I have no doubt that the vast majority of Republicans, along with Democrats and Independents are horrified at what transpired. I believe that at this moment in our collective history, the time is ripe for a good deal of repentance. We are a divided nation. Too many people have been fed a diet of manipulation and lies; and too many politicians as well as others have been willing to stoke division in an effort to get what they want. What can we, as ordinary citizens do? Where is our hope?
I believe the right place to begin is for each of us to ask ourselves how we (as individuals) have participated in the chaos that has been unleashed upon our country? Whether you are Republican, Democrat or Independent ask yourself how you have failed to participate in the healing of divisions within our country. In what ways has our personal behavior been unhelpful?
In addition to this, we should begin to ask ourselves larger questions such as: Who does all of this chaos that has been unleashed upon our nation really benefit? Because, certainly it’s not the American People. Ask yourself, what players might be involved who are largely invisible to most eyes.
Are you one of the legions of folks who can’t be sure who is telling the truth—so you’ve thrown up your hands and assume everyone must be lying? Ask yourself, whose opinion in past administrations you trust? Look up what they have to say. Seek out the opinion of people you trust—not simply people with whom you agree.
Why not work to advocate for critical thinking skills and civics courses be made mandatory in public classrooms? Surely, this can only serve to benefit all of us.

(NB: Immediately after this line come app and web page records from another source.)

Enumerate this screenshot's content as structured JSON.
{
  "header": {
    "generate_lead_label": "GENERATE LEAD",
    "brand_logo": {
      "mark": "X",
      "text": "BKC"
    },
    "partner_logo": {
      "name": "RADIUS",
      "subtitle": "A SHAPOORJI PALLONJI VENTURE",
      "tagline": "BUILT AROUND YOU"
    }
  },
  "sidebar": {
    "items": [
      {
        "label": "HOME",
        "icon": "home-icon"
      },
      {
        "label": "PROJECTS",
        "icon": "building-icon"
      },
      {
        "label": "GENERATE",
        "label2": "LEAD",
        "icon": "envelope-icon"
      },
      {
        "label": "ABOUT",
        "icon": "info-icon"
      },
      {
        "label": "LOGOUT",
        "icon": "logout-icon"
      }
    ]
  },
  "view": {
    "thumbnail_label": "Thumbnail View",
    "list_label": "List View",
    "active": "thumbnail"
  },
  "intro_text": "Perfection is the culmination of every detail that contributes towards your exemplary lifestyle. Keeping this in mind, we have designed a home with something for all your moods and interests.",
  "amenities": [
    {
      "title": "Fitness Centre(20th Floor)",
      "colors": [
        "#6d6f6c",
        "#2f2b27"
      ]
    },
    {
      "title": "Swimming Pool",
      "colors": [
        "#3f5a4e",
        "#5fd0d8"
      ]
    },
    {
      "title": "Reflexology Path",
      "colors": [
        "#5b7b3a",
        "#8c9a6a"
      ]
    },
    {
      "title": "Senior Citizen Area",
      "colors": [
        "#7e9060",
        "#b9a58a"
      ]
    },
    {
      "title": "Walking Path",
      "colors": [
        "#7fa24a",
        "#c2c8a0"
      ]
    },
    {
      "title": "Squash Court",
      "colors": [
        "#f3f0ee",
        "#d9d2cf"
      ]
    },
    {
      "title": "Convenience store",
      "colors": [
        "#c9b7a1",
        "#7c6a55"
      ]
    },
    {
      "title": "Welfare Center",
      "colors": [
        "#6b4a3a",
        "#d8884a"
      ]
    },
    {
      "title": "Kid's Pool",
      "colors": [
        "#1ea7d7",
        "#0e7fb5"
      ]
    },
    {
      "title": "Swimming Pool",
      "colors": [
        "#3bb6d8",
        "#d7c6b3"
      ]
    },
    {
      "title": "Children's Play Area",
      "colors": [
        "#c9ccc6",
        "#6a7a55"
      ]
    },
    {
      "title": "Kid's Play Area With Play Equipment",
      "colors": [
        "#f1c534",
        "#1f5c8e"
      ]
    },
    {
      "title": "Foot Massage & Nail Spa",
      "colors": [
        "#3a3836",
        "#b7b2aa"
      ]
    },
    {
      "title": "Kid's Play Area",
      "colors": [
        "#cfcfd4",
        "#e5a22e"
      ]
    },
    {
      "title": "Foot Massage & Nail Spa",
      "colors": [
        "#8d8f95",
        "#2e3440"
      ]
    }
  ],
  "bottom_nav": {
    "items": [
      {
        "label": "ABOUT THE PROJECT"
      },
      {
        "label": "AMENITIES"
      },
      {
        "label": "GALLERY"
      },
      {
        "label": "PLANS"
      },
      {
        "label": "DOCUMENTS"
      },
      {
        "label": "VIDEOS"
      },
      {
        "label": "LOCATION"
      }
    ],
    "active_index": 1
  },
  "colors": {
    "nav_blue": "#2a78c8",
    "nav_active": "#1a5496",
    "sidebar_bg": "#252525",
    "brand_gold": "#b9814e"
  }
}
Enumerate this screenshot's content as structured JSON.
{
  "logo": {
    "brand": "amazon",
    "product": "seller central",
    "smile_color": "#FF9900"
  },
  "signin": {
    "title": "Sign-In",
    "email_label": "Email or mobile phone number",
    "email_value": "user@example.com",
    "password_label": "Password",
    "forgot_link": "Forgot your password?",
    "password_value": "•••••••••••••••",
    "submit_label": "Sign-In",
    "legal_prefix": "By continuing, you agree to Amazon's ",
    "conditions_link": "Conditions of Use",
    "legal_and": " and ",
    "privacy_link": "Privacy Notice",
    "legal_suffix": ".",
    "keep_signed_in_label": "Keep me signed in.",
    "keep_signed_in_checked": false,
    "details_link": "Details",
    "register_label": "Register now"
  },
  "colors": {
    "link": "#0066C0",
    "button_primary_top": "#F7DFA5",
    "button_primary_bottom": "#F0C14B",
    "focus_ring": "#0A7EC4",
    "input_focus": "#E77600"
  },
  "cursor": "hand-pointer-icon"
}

If you think you don’t know enough about the workings of our government, make it a point to learn more.
Invest in yourself, invest your fellow citizens and invest your country; because as we learned this week, democracy is fragile.
Consider turning off social media and the television and resolve to get your news by reading reputable newspapers with different perspectives (both conservative and liberal).
And, above and beyond all of this, pray.
What’s more, recommit yourself to your moral center. And for heaven’s sake, demand the same from our elected officials. Never excuse immoral behavior in another simply for political gain.
And this begins with ourselves. A right way to start is by reaffirming our baptismal vows, which we will do later in today’s service. The Bible tells us that God was present in the chaos of tohu wa-bohu. And God is present in the waters of baptism. In the first chapter of Genesis we hear the story of the beginning of everything. The first chapter of the Gospel of Mark is the beginning of a new everything—that includes you and me as well. Commit to becoming a new creation—and in so doing, we (working with God) , will bring light and grace into a country and a world afflicted by the chaos of sin. In Jesus’ name. Amen.